Mongolian NOC

A special delegation from the Mongolian NOC, including representatives from the Mongolian Border Defence Authority, the Embassy of Japan and the Athens Olympic Council, and headed by NOC EB member Tsendsuren Sandui, has now reached Orvog Gashuun Ovoo, the southernmost point on the Mongolian border, situated in the South Gobi Desert province. The torch dedicated to the Olympic Games Tokyo 2020 was carried by female runner D. Urandelger, and the national flag was raised at the top of the sacred border hill, symbolising good luck for Team Mongolia. The relay's next destination is Mongol Shariin Davaa, the northernmost point of the 8,252 km-long Mongolian border, located in Huvsgul province.

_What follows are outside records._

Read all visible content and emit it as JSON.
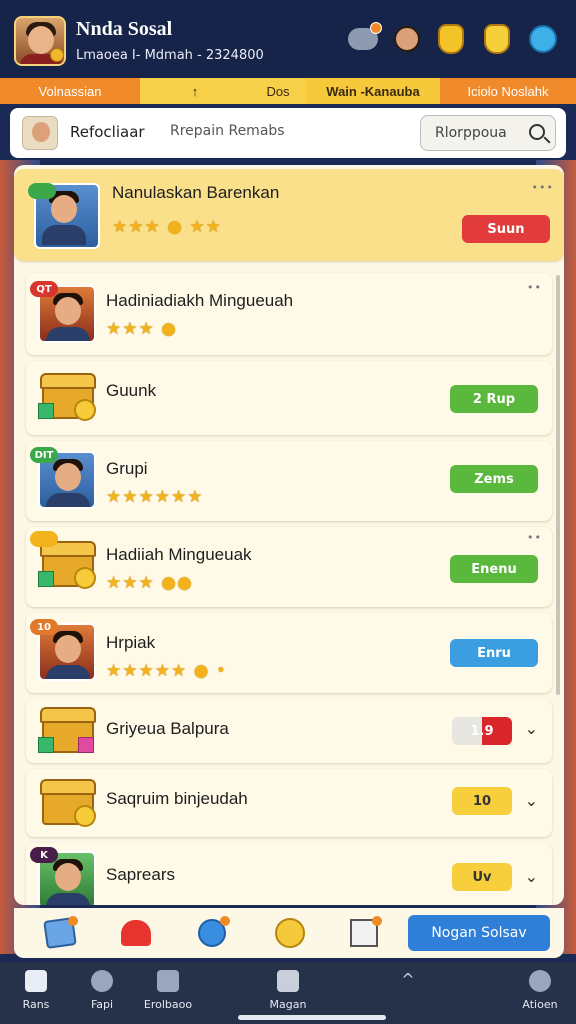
{
  "profile": {
    "name": "Nnda Sosal",
    "subtitle": "Lmaoea I- Mdmah - 2324800"
  },
  "tabs": [
    {
      "label": "Volnassian"
    },
    {
      "label": "↑"
    },
    {
      "label": "Dos"
    },
    {
      "label": "Wain -Kanauba"
    },
    {
      "label": "Iciolo Noslahk"
    }
  ],
  "search": {
    "label": "Refocliaar",
    "hint": "Rrepain Remabs",
    "box_text": "Rlorppoua"
  },
  "items": [
    {
      "tag": "",
      "title": "Nanulaskan Barenkan",
      "stars": "★★★ ● ★★",
      "button": "Suun"
    },
    {
      "tag": "QT",
      "title": "Hadiniadiakh Mingueuah",
      "stars": "★★★ ●",
      "button": ""
    },
    {
      "tag": "",
      "title": "Guunk",
      "stars": "",
      "button": "2 Rup"
    },
    {
      "tag": "DIT",
      "title": "Grupi",
      "stars": "★★★★★★",
      "button": "Zems"
    },
    {
      "tag": "",
      "title": "Hadiiah Mingueuak",
      "stars": "★★★ ●●",
      "button": "Enenu"
    },
    {
      "tag": "10",
      "title": "Hrpiak",
      "stars": "★★★★★ ● •",
      "button": "Enru"
    },
    {
      "tag": "",
      "title": "Griyeua Balpura",
      "stars": "",
      "button": "1.9"
    },
    {
      "tag": "",
      "title": "Saqruim binjeudah",
      "stars": "",
      "button": "10"
    },
    {
      "tag": "K",
      "title": "Saprears",
      "stars": "",
      "button": "Uv"
    }
  ],
  "cta": "Nogan Solsav",
  "nav": [
    {
      "label": "Rans"
    },
    {
      "label": "Fapi"
    },
    {
      "label": "Erolbaoo"
    },
    {
      "label": "Magan"
    },
    {
      "label": ""
    },
    {
      "label": "Atioen"
    }
  ],
  "colors": {
    "header_bg": "#17244a",
    "tab_orange": "#f08a2a",
    "tab_yellow": "#f7d04a",
    "panel": "#fdf7e6",
    "cta_blue": "#2f7fd8"
  }
}
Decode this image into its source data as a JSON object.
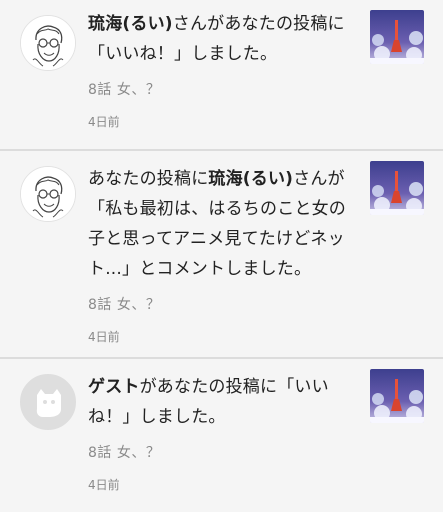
{
  "notifications": [
    {
      "actor": "琉海(るい)",
      "text_before": "",
      "text_after": "さんがあなたの投稿に「いいね！」しました。",
      "post_title": "8話 女、？",
      "time": "4日前",
      "avatar_icon": "user-sketch-avatar-icon",
      "thumbnail_icon": "illuminated-tower-thumbnail"
    },
    {
      "actor": "琉海(るい)",
      "text_before": "あなたの投稿に",
      "text_after": "さんが「私も最初は、はるちのこと女の子と思ってアニメ見てたけどネット...」とコメントしました。",
      "post_title": "8話 女、？",
      "time": "4日前",
      "avatar_icon": "user-sketch-avatar-icon",
      "thumbnail_icon": "illuminated-tower-thumbnail"
    },
    {
      "actor": "ゲスト",
      "text_before": "",
      "text_after": "があなたの投稿に「いいね！」しました。",
      "post_title": "8話 女、？",
      "time": "4日前",
      "avatar_icon": "guest-avatar-icon",
      "thumbnail_icon": "illuminated-tower-thumbnail"
    }
  ],
  "colors": {
    "background": "#f5f5f5",
    "divider": "#dcdcdc",
    "meta_text": "#8a8a8a",
    "thumbnail_sky": "#4b4f9a"
  }
}
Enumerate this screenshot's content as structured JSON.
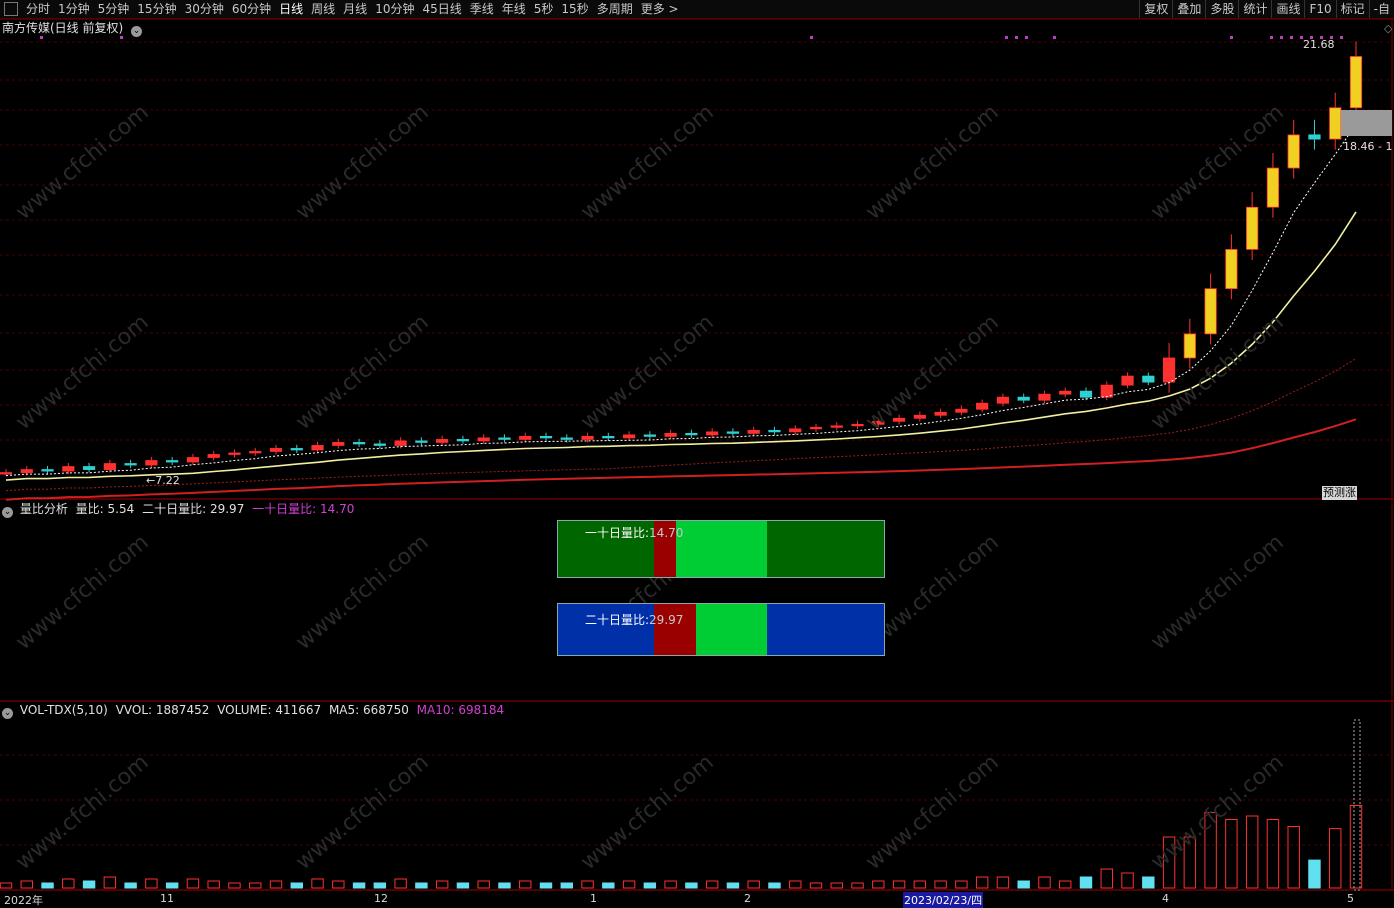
{
  "toolbar": {
    "periods": [
      "分时",
      "1分钟",
      "5分钟",
      "15分钟",
      "30分钟",
      "60分钟",
      "日线",
      "周线",
      "月线",
      "10分钟",
      "45日线",
      "季线",
      "年线",
      "5秒",
      "15秒",
      "多周期",
      "更多 >"
    ],
    "active_period": "日线",
    "right_buttons": [
      "复权",
      "叠加",
      "多股",
      "统计",
      "画线",
      "F10",
      "标记",
      "-自"
    ]
  },
  "main_panel": {
    "title": "南方传媒(日线 前复权)",
    "high_label": "21.68",
    "low_label": "←7.22",
    "price_tag": "18.46 - 1",
    "note_tag": "预测涨"
  },
  "ratio_panel": {
    "title": "量比分析",
    "volume_ratio_label": "量比:",
    "volume_ratio": "5.54",
    "ratio20_label": "二十日量比:",
    "ratio20": "29.97",
    "ratio10_label": "一十日量比:",
    "ratio10": "14.70",
    "gauge1_label": "一十日量比:",
    "gauge1_value": "14.70",
    "gauge2_label": "二十日量比:",
    "gauge2_value": "29.97",
    "colors": {
      "ratio10": "#d040d0",
      "gauge_green": "#006600",
      "gauge_blue": "#0030a8",
      "segment_bright": "#00cc33",
      "segment_red": "#9b0000"
    }
  },
  "vol_panel": {
    "name": "VOL-TDX(5,10)",
    "vvol_label": "VVOL:",
    "vvol": "1887452",
    "volume_label": "VOLUME:",
    "volume": "411667",
    "ma5_label": "MA5:",
    "ma5": "668750",
    "ma10_label": "MA10:",
    "ma10": "698184"
  },
  "x_axis": {
    "labels": [
      "2022年",
      "11",
      "12",
      "1",
      "2",
      "2023/02/23/四",
      "4",
      "5"
    ]
  },
  "watermark": "www.cfchi.com",
  "chart_data": {
    "type": "candlestick",
    "title": "南方传媒(日线 前复权)",
    "period": "daily",
    "price_high": 21.68,
    "price_low": 7.22,
    "last_price_tag": 18.46,
    "x_tick_labels": [
      "2022年",
      "11",
      "12",
      "1",
      "2",
      "2023/02/23/四",
      "4",
      "5"
    ],
    "indicators": {
      "volume_ratio": 5.54,
      "twenty_day_volume_ratio": 29.97,
      "ten_day_volume_ratio": 14.7,
      "vvol": 1887452,
      "volume": 411667,
      "vol_ma5": 668750,
      "vol_ma10": 698184
    },
    "closes_approx": [
      7.4,
      7.5,
      7.45,
      7.6,
      7.5,
      7.7,
      7.65,
      7.8,
      7.75,
      7.9,
      8.0,
      8.05,
      8.1,
      8.2,
      8.15,
      8.3,
      8.4,
      8.35,
      8.3,
      8.45,
      8.4,
      8.5,
      8.45,
      8.55,
      8.5,
      8.6,
      8.55,
      8.5,
      8.6,
      8.55,
      8.65,
      8.6,
      8.7,
      8.65,
      8.75,
      8.7,
      8.8,
      8.75,
      8.85,
      8.9,
      8.95,
      9.0,
      9.1,
      9.2,
      9.3,
      9.4,
      9.5,
      9.7,
      9.9,
      9.8,
      10.0,
      10.1,
      9.9,
      10.3,
      10.6,
      10.4,
      11.2,
      12.0,
      13.5,
      14.8,
      16.2,
      17.5,
      18.6,
      18.46,
      19.5,
      21.2
    ]
  }
}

On 4 December, the Moroccan NOC held a videoconference with the national technical directors of federations and the Olympic scholarship-holders for the Olympic Games Tokyo 2020. The aim of this videoconference was to present the access conditions and allocation procedures of the various Olympic scholarships granted by the NOC, thanks to the support of Olympic Solidarity, the Association of National Olympic Committees (ANOC) and the Association of National Olympic Committees of Africa (ANOCA). More info here.

Venezuelan NOC

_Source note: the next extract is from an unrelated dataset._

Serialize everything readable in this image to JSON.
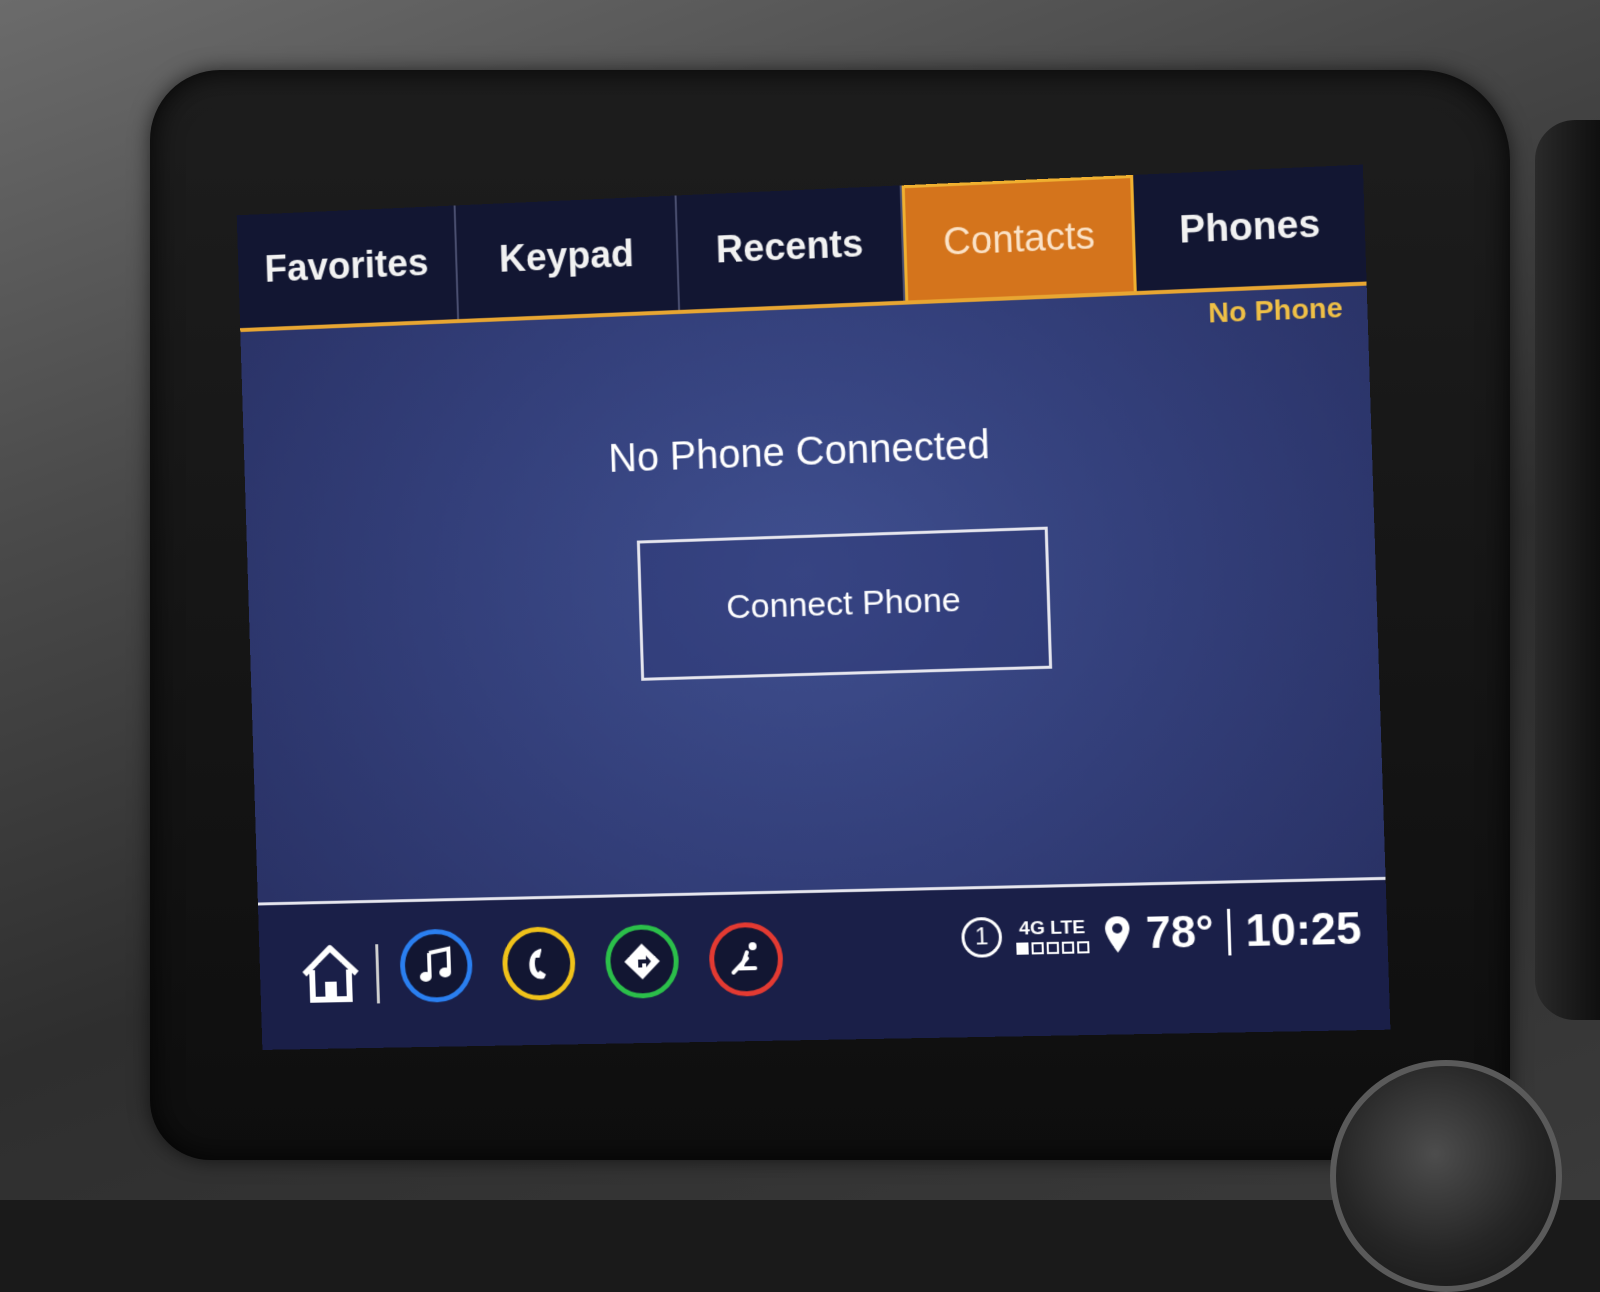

Venezuelan NOC President Eduardo Álvarez (see photo) was named “Sports Leader of the Year 2020” during the virtual awards ceremony of the Círculo de Periodistas Deportivos de Venezuela. He shares this award with Katiuska Santaella, the President of the Venezuelan Judo Federation. The NOC was recognised in the “Institution of the Year” category alongside the Ministry of Youth and Sport. Having already won the World Athletics equivalent award at world level, Yulimar Rojas also won the title of “Athlete of the Year 2020” in Venezuela. The NOC and its President were rewarded for having managed to continue their activities during the global pandemic. More details, including the other winners, here.

Recognised organisations

The Foundation Board of the World Anti-Doping Agency (WADA) has appointed Gabriella Battaini-Dragoni and Patricia Sangenis as two additional independent members of the Executive Committee. Originally from Italy, Battaini-Dragoni is the current Deputy Secretary General of the Council of Europe and will retire from this position in the coming weeks. She currently represents the Council on the WADA Board, and will relinquish this seat due to her appointment to the ExCo. A reputed sports physician from Argentina, Sangenis helped, for more than 20 years, to deliver medical services and doping control for various sporting events, including at the Olympic and Paralympic Games, and she is a former member of the IOC Medical and Scientific Commission. Their terms will commence on 1 March 2021. Full details here. WADA, together with its host partner, the Korean Anti-Doping Agency, has announced that, due to the COVID-19 pandemic, it is postponing its Therapeutic Use Exemption Symposium, which was to be held on 22 and 23 April 2021, to 21 and 22 April 2022 in Incheon (Korea). More info here.


A special edition of the “Olympic Highlights” will be published at the beginning of 2021. We would like to take this opportunity to wish you all an enjoyable festive period.

IOC News Olympic Highlights
back to top